Back to the Takapu/Tawa end of P2G. Importantly we also replaced the CEOs’ recommendation to support a road through Takapu Valley with a request for a more detailed report on the options north of Tawa. This report is to come back to the Regional Transport Committee in April or June.

Porirua Mayor Nick Leggett’s further amendment that we support the Takapu option ‘in principle’ was lost on a 4-4 split vote. I can’t see how it would have made sense when we’d just asked for that report on the options.

To be clear: we have not ruled any option in or out. We do want better quality analysis, including modelling of future traffic projections, and the degree of adverse effects of the two route options. I will aim to arrange a site visit for councillors too. We also need a formal position from Councils, not just the views of CEOs or single elected representatives. Wellington City Council does not yet have a formal position and I have asked the Mayor to put it on a Council agenda shortly. She has agreed to that.

I think this extra consideration is perfectly reasonable and indeed something we should make no apologies for doing, given it is an up to $60million investment proposal which has only relatively recently been put in front of the Councils, and has potentially significant effects on communities,
landscapes and ecosystems.

We have three options and two locations to consider. Options are to do nothing; to designate land and wait until a project is needed; or to build something. Obviously the two locations are Tawa (widening SH1) and Takapu (new road).

It’s worth explaining the designation option. If after more analysis more roading capacity is deemed necessary but only in the future (as population and traffic growth justifies it), then it could make sense to give certainty now to the two communities by clearly agreeing on and designating a preferred option so that one community at least is ‘off the hook.’

So a decision will need to be made, and soon, to be part of the Regional Transport Plan. But the Regional Transport Committee has been clear that we need more information before making that decision, whatever it may be. The residents of Tawa and Takapu and indeed of the wider region deserve that we make these important decisions on the basis of good quality information. ‘Just do it’ doesn’t cut it. This doesn’t for a moment mean that everyone will be happy with whatever the final decision is, but at least I hope people will know it is being done at least reasonably robustly.

Councillor Andy Foster is chair of the Wellington City Council’s transport and urban development committee.
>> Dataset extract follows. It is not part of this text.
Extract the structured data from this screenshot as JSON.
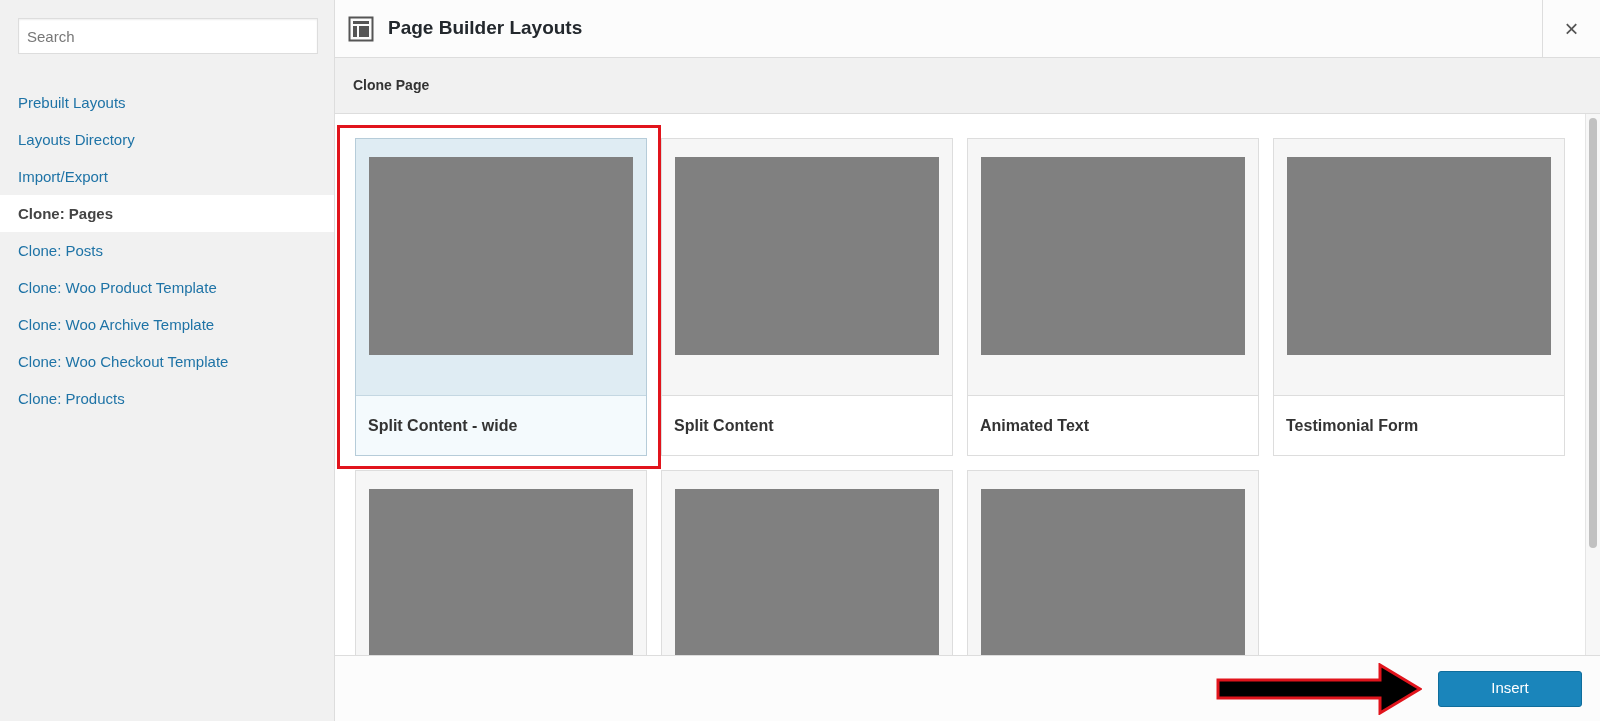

He represented the city council at Monday’s meeting of the Regional Transport Committee.